Work to complete — Report every line of the listing below in which the string "Account" occurs.

===== Provided data =====

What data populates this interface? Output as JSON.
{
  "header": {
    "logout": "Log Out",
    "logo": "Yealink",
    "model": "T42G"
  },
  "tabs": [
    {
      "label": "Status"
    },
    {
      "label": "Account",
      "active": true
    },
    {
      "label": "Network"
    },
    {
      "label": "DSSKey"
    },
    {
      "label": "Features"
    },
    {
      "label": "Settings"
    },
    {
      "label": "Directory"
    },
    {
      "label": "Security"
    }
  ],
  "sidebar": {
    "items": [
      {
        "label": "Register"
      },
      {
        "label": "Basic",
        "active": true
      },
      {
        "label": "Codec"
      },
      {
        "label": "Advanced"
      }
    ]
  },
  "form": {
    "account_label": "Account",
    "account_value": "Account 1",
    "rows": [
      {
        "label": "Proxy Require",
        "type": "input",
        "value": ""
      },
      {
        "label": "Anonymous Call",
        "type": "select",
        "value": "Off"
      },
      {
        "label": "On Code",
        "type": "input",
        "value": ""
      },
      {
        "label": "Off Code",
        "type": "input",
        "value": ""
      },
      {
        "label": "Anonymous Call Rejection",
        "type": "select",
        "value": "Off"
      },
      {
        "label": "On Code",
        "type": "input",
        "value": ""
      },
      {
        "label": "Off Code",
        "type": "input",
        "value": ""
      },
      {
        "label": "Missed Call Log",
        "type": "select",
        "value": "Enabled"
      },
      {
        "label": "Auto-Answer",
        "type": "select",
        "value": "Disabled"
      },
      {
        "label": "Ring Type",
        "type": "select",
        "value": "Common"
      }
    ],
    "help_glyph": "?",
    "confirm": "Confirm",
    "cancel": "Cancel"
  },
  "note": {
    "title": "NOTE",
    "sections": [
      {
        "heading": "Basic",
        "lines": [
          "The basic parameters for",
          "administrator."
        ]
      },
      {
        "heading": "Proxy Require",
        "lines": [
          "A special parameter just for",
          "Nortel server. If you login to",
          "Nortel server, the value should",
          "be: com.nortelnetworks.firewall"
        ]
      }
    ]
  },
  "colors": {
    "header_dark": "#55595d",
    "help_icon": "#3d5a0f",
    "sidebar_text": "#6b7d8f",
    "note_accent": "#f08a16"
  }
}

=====

Response to this exercise —
      "label": "Account",
    "account_label": "Account",
    "account_value": "Account 1",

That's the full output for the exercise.